What lessons do we learn as scouters? In the last post, I suggested that adult-guided activities, especially in sports, have a much higher incidence of injury, requiring medical attention, including orthopedic surgeries. Now we see that emotional growth is greater where youth-led activities are allowed, including juvenile insults. The more time for unstructured interaction is allowed, the greater opportunity for growth.
While many of the points in the excerpt above focus on “free-play” for young children, the lessons for emotional growth are the same as children become teen-agers. They need time to face challenges together and have arguments where they face the risk of the other kids giving them the ultimate juvenile punishment: non-participation. If a patrol leader is overly controlling and lack in empathy, his patrol will find anything else to do than follow the patrol leader’s instructions. The patrol leader may or may not learn quickly, but he has the opportunity to learn that dictatorial methods fail.
The patrol leader who leads by example will learn to be a better leader. When the duty roster is made, the good patrol leader will give himself the least desirable job first: latrine or KP duty or the patrol’s least favorite. The patrol learns that he has more credibility when he can say, “I understand it is not fun. I did it yesterday. Come. I’ll help you figure out how to do it faster.” His patrol will get tasks done.
So what is going to give your scouts the greatest opportunity for growth? A weekend campout that appears to be completely chaotic and unstructured? A high-adventure trip led by adults and planned down to the minute?
With these tools in mind, how would you explain that the patrol system is the reason that a prospective scouting parent should have their son join Scouts?
Attention Scoutmasters, Varsity Coaches and Crew Advisors! Space is still available for youth to attend National Youth Leadership Training / White Stag. Courses offered in June and July. NYLT is an exciting, action-packed program focused on developing your Scout’s leadership skills they can then use in your unit. Register a Scout today at the Council website.
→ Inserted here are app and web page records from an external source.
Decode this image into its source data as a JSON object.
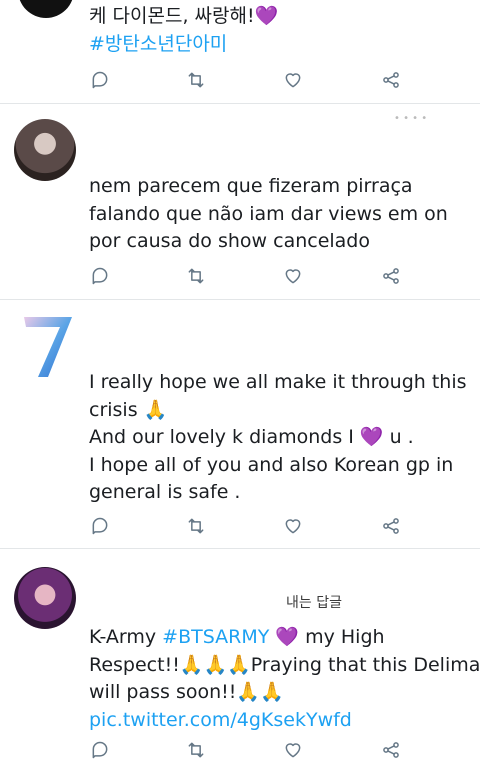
{
  "tweets": [
    {
      "lines": [
        "케 다이몬드, 싸랑해!💜"
      ],
      "link_lines": [
        "#방탄소년단아미"
      ]
    },
    {
      "lines": [
        "nem parecem que fizeram pirraça",
        "falando que não iam dar views em on",
        "por causa do show cancelado"
      ],
      "link_lines": []
    },
    {
      "lines": [
        "I really hope we all make it through this",
        "crisis 🙏",
        "And our lovely k diamonds I 💜 u .",
        "I hope all of you and also Korean gp in",
        "general is safe ."
      ],
      "link_lines": []
    },
    {
      "reply_label": "내는 답글",
      "line1_prefix": "K-Army ",
      "line1_hashtag": "#BTSARMY",
      "line1_suffix": " 💜 my High",
      "lines": [
        "Respect!!🙏🙏🙏Praying that this Delima",
        "will pass soon!!🙏🙏"
      ],
      "link": "pic.twitter.com/4gKsekYwfd"
    }
  ],
  "icons": [
    "reply-icon",
    "retweet-icon",
    "like-icon",
    "share-icon"
  ],
  "colors": {
    "link": "#1da1f2",
    "icon": "#657786",
    "divider": "#e3e6e8"
  }
}
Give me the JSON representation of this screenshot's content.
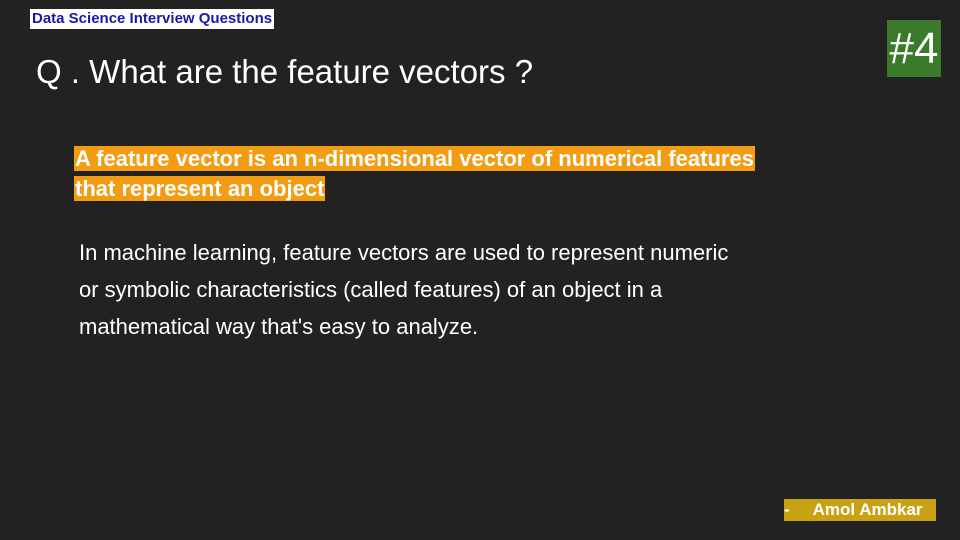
{
  "slide": {
    "series_label": "Data Science Interview Questions",
    "number": "#4",
    "question": "Q . What are the feature vectors ?",
    "highlight_lines": [
      "A feature vector is an n-dimensional vector of numerical features",
      "that represent an object"
    ],
    "explanation_lines": [
      "In machine learning, feature vectors are used to represent numeric",
      "or symbolic characteristics (called features) of an object in a",
      "mathematical way that's easy to analyze."
    ],
    "author": "-     Amol Ambkar"
  },
  "colors": {
    "background": "#222222",
    "badge_green": "#3a7a2a",
    "highlight_orange": "#f39c12",
    "author_gold": "#c9a213",
    "series_blue": "#1a1aa6"
  }
}
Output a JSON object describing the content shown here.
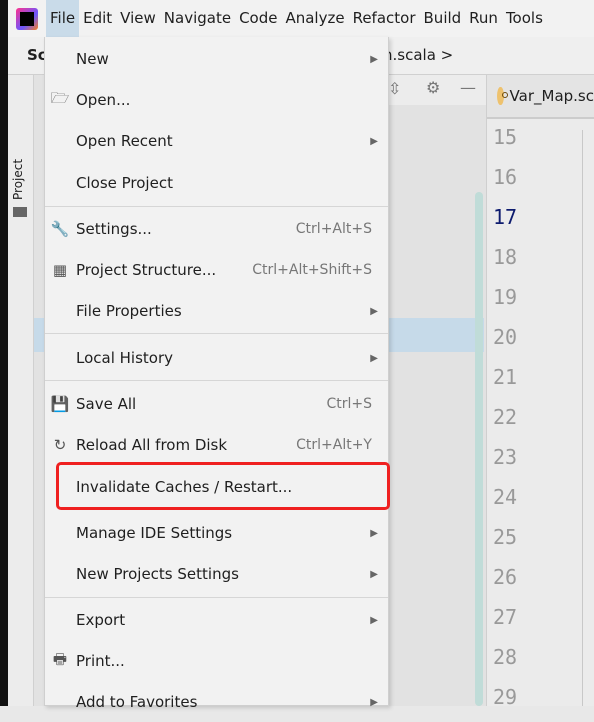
{
  "menubar": {
    "items": [
      "File",
      "Edit",
      "View",
      "Navigate",
      "Code",
      "Analyze",
      "Refactor",
      "Build",
      "Run",
      "Tools"
    ],
    "active": "File"
  },
  "breadcrumb": {
    "left": "Sc",
    "right": "h.scala >"
  },
  "sidebar": {
    "project_label": "Project"
  },
  "editor": {
    "tab": "Var_Map.sc",
    "line_numbers": [
      "15",
      "16",
      "17",
      "18",
      "19",
      "20",
      "21",
      "22",
      "23",
      "24",
      "25",
      "26",
      "27",
      "28",
      "29"
    ],
    "current_line": "17"
  },
  "file_menu": {
    "items": [
      {
        "label": "New",
        "submenu": true
      },
      {
        "label": "Open...",
        "icon": "folder-icon"
      },
      {
        "label": "Open Recent",
        "submenu": true
      },
      {
        "label": "Close Project"
      },
      {
        "label": "Settings...",
        "icon": "wrench-icon",
        "shortcut": "Ctrl+Alt+S"
      },
      {
        "label": "Project Structure...",
        "icon": "project-structure-icon",
        "shortcut": "Ctrl+Alt+Shift+S"
      },
      {
        "label": "File Properties",
        "submenu": true
      },
      {
        "label": "Local History",
        "submenu": true
      },
      {
        "label": "Save All",
        "icon": "save-icon",
        "shortcut": "Ctrl+S"
      },
      {
        "label": "Reload All from Disk",
        "icon": "reload-icon",
        "shortcut": "Ctrl+Alt+Y"
      },
      {
        "label": "Invalidate Caches / Restart...",
        "highlighted": true
      },
      {
        "label": "Manage IDE Settings",
        "submenu": true
      },
      {
        "label": "New Projects Settings",
        "submenu": true
      },
      {
        "label": "Export",
        "submenu": true
      },
      {
        "label": "Print...",
        "icon": "print-icon"
      },
      {
        "label": "Add to Favorites",
        "submenu": true
      }
    ]
  },
  "colors": {
    "highlight_box": "#ef2020",
    "menu_active": "#c9dbe9"
  }
}
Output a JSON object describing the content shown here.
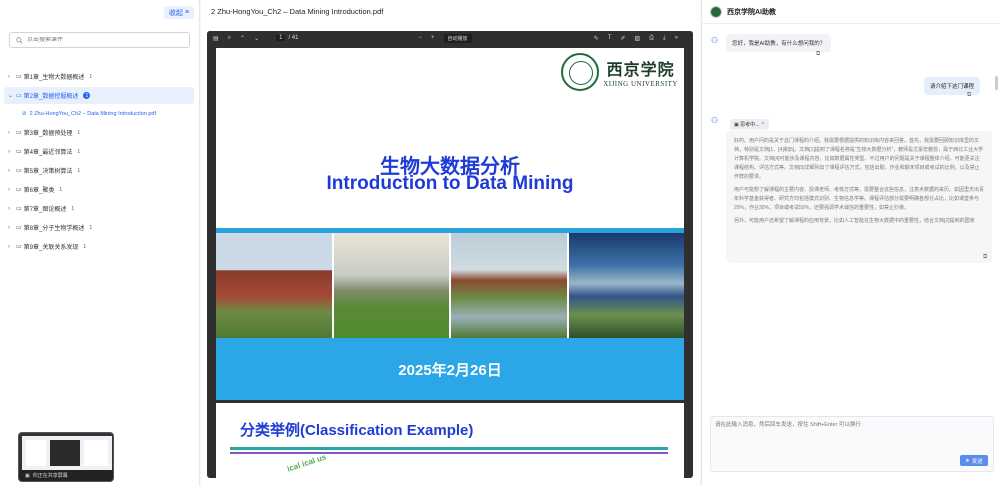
{
  "sidebar": {
    "collapse_label": "收起",
    "search_placeholder": "点击搜索课件",
    "chapters": [
      {
        "label": "第1章_生物大数据概述",
        "count": "1"
      },
      {
        "label": "第2章_数据挖掘概述",
        "count": "1"
      },
      {
        "label": "第3章_数据预处理",
        "count": "1"
      },
      {
        "label": "第4章_最近邻算法",
        "count": "1"
      },
      {
        "label": "第5章_决策树算法",
        "count": "1"
      },
      {
        "label": "第6章_聚类",
        "count": "1"
      },
      {
        "label": "第7章_图论概述",
        "count": "1"
      },
      {
        "label": "第8章_分子生物学概述",
        "count": "1"
      },
      {
        "label": "第9章_关联关系发现",
        "count": "1"
      }
    ],
    "active_file": "2 Zhu-HongYou_Ch2 – Data Mining Introduction.pdf",
    "screen_share_label": "你正在共享屏幕"
  },
  "viewer": {
    "doc_title": "2 Zhu-HongYou_Ch2 – Data Mining Introduction.pdf",
    "current_page": "1",
    "total_pages": "/ 41",
    "auto_label": "自动播放",
    "slide": {
      "logo_cn": "西京学院",
      "logo_en": "XIJING UNIVERSITY",
      "title_cn": "生物大数据分析",
      "title_en": "Introduction to Data Mining",
      "date": "2025年2月26日"
    },
    "slide2": {
      "title": "分类举例(Classification Example)",
      "words": "ical   ical   us"
    }
  },
  "chat": {
    "title": "西京学院AI助教",
    "greeting": "您好，我是AI助教，有什么想问我的？",
    "user_message": "请介绍下这门课程",
    "thinking_label": "思考中...",
    "answer_paragraphs": [
      "好的。用户问的是关于这门课程的介绍。我需要根据提供的知识库内容来回答。首先，我需要回顾知识库里的文档，特别是文档[1、[4]和[5]。文档[1]提到了课程名称是“生物大数据分析”，教师是尤豪宏教授，属于西北工业大学计算机学院。文档[4]可能涉及课程内容，比如数据属性类型、不过用户的问题是关于课程整体介绍，可能更关注课程结构、评估方式等。文档[5]详细列出了课程评估方式，包括出勤、作业和期末项目或考试的比例，以及禁止作弊的要求。",
      "用户可能想了解课程的主要内容、授课老师、考核方式等。需要整合这些信息，注意术数据的来历。如因里杰出青年科学基金获得者、研究方向包括模式识别、生物信息学等。课程评估部分需要明确各部分占比，比如课堂参与20%，作业30%，项目或考试50%，还要强调学术诚信的重要性，如禁止抄袭。",
      "另外，可能用户还希望了解课程的应用背景，比如人工智能在生物大数据中的重要性，结合文档[2]提到的国家"
    ],
    "input_placeholder": "请在此输入消息，然后回车发送，按住 Shift+Enter 可以换行",
    "send_label": "发送"
  }
}
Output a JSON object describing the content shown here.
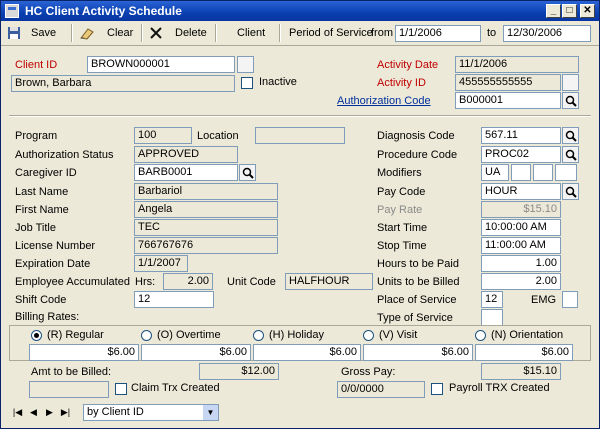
{
  "window": {
    "title": "HC Client Activity Schedule"
  },
  "toolbar": {
    "save": "Save",
    "clear": "Clear",
    "delete": "Delete",
    "client": "Client",
    "period_label": "Period of Service",
    "from_label": "from",
    "from_date": "1/1/2006",
    "to_label": "to",
    "to_date": "12/30/2006"
  },
  "header": {
    "client_id_label": "Client ID",
    "client_id": "BROWN000001",
    "client_name": "Brown, Barbara",
    "inactive_label": "Inactive",
    "activity_date_label": "Activity Date",
    "activity_date": "11/1/2006",
    "activity_id_label": "Activity ID",
    "activity_id": "455555555555",
    "auth_code_label": "Authorization Code",
    "auth_code": "B000001"
  },
  "left": {
    "program_label": "Program",
    "program": "100",
    "location_label": "Location",
    "location": "",
    "auth_status_label": "Authorization Status",
    "auth_status": "APPROVED",
    "caregiver_id_label": "Caregiver ID",
    "caregiver_id": "BARB0001",
    "last_name_label": "Last Name",
    "last_name": "Barbariol",
    "first_name_label": "First Name",
    "first_name": "Angela",
    "job_title_label": "Job Title",
    "job_title": "TEC",
    "license_label": "License Number",
    "license": "766767676",
    "expiration_label": "Expiration Date",
    "expiration": "1/1/2007",
    "emp_accum_label": "Employee Accumulated",
    "hrs_label": "Hrs:",
    "hrs": "2.00",
    "unit_code_label": "Unit Code",
    "unit_code": "HALFHOUR",
    "shift_code_label": "Shift Code",
    "shift_code": "12",
    "billing_rates_label": "Billing Rates:"
  },
  "right": {
    "diagnosis_label": "Diagnosis Code",
    "diagnosis": "567.11",
    "procedure_label": "Procedure Code",
    "procedure": "PROC02",
    "modifiers_label": "Modifiers",
    "modifier1": "UA",
    "pay_code_label": "Pay Code",
    "pay_code": "HOUR",
    "pay_rate_label": "Pay Rate",
    "pay_rate": "$15.10",
    "start_time_label": "Start Time",
    "start_time": "10:00:00 AM",
    "stop_time_label": "Stop Time",
    "stop_time": "11:00:00 AM",
    "hours_paid_label": "Hours to be Paid",
    "hours_paid": "1.00",
    "units_billed_label": "Units to be Billed",
    "units_billed": "2.00",
    "place_label": "Place of Service",
    "place": "12",
    "emg_label": "EMG",
    "type_label": "Type of Service"
  },
  "rates": [
    {
      "label": "(R) Regular",
      "value": "$6.00",
      "selected": true
    },
    {
      "label": "(O) Overtime",
      "value": "$6.00",
      "selected": false
    },
    {
      "label": "(H) Holiday",
      "value": "$6.00",
      "selected": false
    },
    {
      "label": "(V) Visit",
      "value": "$6.00",
      "selected": false
    },
    {
      "label": "(N) Orientation",
      "value": "$6.00",
      "selected": false
    }
  ],
  "footer": {
    "amt_billed_label": "Amt to be Billed:",
    "amt_billed": "$12.00",
    "claim_label": "Claim Trx Created",
    "gross_pay_label": "Gross Pay:",
    "gross_pay": "$15.10",
    "payroll_date": "0/0/0000",
    "payroll_label": "Payroll TRX Created"
  },
  "nav": {
    "sort": "by Client ID"
  },
  "colors": {
    "title_blue": "#0a3fb0",
    "required_red": "#c00000",
    "link_blue": "#00309c"
  }
}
Carolyn Small | Program Director – Special Initiatives
“Do you have your handbook?” How many times at meetings have you asked this question?
As a passionate scouter, I enjoy the opportunity to interact with the scouts. As I sit to reflect about how to improve my skills, I often wonder if my passion is getting in the way of truly allowing the boys to play the game of scouting.
The story of the spread of scouting in the early 1900’s keeps coming to mind. There were two parts to the process: boys naturally grouping together in patrols to camp and play the game of scouting versus the adults trying to promote its spread for their own purposes. Each has furthered scouting.
USA Today has an interesting article about bug repellents. Good timing for camp!
Day says he is convinced it’s mostly about carbon dioxide: mosquitoes and ticks find their victims by detecting it and some of us produce more than others. That includes heavier people, pregnant women and exercisers. “The amount of carbon dioxide you produce depends on your metabolic rate,” he says.
What leads to CO2 production:
What you eat and drink may matter, Day and Bernier agree. Alcohol, in particular, seems to attract mosquitoes, they say. At least one study also suggested smokers were at higher risk – but probably because they spend so much time smoking outside, Day says.
What to use:
CDC says you want one that includes DEET (N,N-diethyl-meta-toluamide), picaridin, oil of lemon eucalyptus or a chemical called IR3535.
What to avoid:
• “Natural” repellent sprays made with plant oils, such as citronella, lemongrass, and rosemary.